But here’s where things get complicated. Wrapped up in its many layers of dust, broken seatbelts, squeaky lifts, and bizarre detours, I found something I needed—community. When I rolled onto that bus, my peers understood my perspective. Though most of my fellow riders had cognitive disabilities, we found so much common ground. I often say that sometimes you just need to talk to someone who’s “in the same boat”…or should I say bus? Our ragtag tribe aboard that little yellow vessel, from kindergarten all the way to 12th grade, gave me that. While I’ll always be grateful for my opportunity to be educated in a mainstream classroom, being different all day is exhausting. On the bus, I belonged, easily and naturally. We could talk freely about what color to get on my next wheelchair, joke about whose aide was the most annoying, and vent about getting accommodations set up at the testing center. When high school came around and most of my non-disabled peers swapped their seats on the bus for rides in their cars, it was difficult to cope with the reality that I may never drive. But on the “short bus,” my fellow riders were beside me in the struggle. Although I would love to drive someday, I would never swap the quirky and wonderful troupe that gave me my first little taste of disability pride for anything. When the bus was late or didn’t show up, I learned to advocate, and quickly became the thorn in the dispatcher’s side. I learned to find camaraderie with people who had all types of disabilities. In turn, I learned to reject the hierarchy built on the lie that people with physical disabilities are not like those with cognitive disabilities who are not like those with psychiatric disabilities. We need each other, today and always. People often throw around the “short bus” as a derogatory term, but I have chosen to reclaim it. It belongs to me, and all the ones on the bus beside me, who were not and will never be short on talent, heart, or spirit. I’ll close by addressing the bus directly, as I did in a letter stuffed in the seat on my very last day of high school.

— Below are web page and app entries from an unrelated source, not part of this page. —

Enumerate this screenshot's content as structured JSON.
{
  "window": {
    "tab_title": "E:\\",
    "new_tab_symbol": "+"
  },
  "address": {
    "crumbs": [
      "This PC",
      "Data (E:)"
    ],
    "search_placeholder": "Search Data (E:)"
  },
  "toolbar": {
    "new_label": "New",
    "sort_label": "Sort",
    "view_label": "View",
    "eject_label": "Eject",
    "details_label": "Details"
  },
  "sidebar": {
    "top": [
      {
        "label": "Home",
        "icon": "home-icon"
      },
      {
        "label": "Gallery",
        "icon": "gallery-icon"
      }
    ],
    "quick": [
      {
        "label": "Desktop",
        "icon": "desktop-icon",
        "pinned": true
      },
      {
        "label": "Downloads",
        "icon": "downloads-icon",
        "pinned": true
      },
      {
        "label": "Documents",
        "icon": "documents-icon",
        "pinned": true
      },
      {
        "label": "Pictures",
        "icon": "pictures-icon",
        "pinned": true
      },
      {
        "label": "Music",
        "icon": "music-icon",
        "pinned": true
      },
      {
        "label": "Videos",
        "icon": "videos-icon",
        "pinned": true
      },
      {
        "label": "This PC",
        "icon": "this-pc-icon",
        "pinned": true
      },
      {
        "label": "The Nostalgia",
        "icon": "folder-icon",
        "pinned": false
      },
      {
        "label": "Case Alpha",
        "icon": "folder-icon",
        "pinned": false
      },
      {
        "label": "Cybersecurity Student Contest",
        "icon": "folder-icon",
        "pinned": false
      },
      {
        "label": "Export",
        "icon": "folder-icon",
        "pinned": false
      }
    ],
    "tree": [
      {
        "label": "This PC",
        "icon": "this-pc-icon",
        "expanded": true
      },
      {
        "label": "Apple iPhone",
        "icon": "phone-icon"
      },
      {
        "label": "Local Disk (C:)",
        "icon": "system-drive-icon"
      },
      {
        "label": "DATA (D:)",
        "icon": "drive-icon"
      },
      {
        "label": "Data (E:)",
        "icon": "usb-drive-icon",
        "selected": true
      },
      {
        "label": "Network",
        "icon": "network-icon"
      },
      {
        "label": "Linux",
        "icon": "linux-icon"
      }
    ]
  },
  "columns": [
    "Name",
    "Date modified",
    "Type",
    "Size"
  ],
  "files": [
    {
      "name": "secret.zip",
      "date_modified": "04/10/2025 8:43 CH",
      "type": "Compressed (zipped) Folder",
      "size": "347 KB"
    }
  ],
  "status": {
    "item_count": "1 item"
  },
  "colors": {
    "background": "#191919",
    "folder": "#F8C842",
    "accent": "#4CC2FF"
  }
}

Dear short bus, I hated your lateness that would never happen on “the big bus.” I hated the way your drivers called me “the wheelchair.” I hated the way you illustrated that some people will always think of disabled folks as “less than.” Sometimes, I am overwhelmed by the ableism in the world that you made abundantly clear. When your muffler fell off in the middle of the road, you really pushed the envelope. From you, I learned the harm of segregation. But I also learned the power of solidarity, and for that I’m always grateful.

As I said earlier, it’s complicated; but I love you and I think I always have. You carry my afternoon memories of reading “Arthur” to another kid over and over again. You carry my seventh grade angst, the beginning of my advocacy, a few of my secrets, so much of my dark humor, and OK, a little piece of my heart. Let the next kids to ride you learn to be proud. And tell them that a woman who was once a little girl in a tiny blue wheelchair is rooting for them.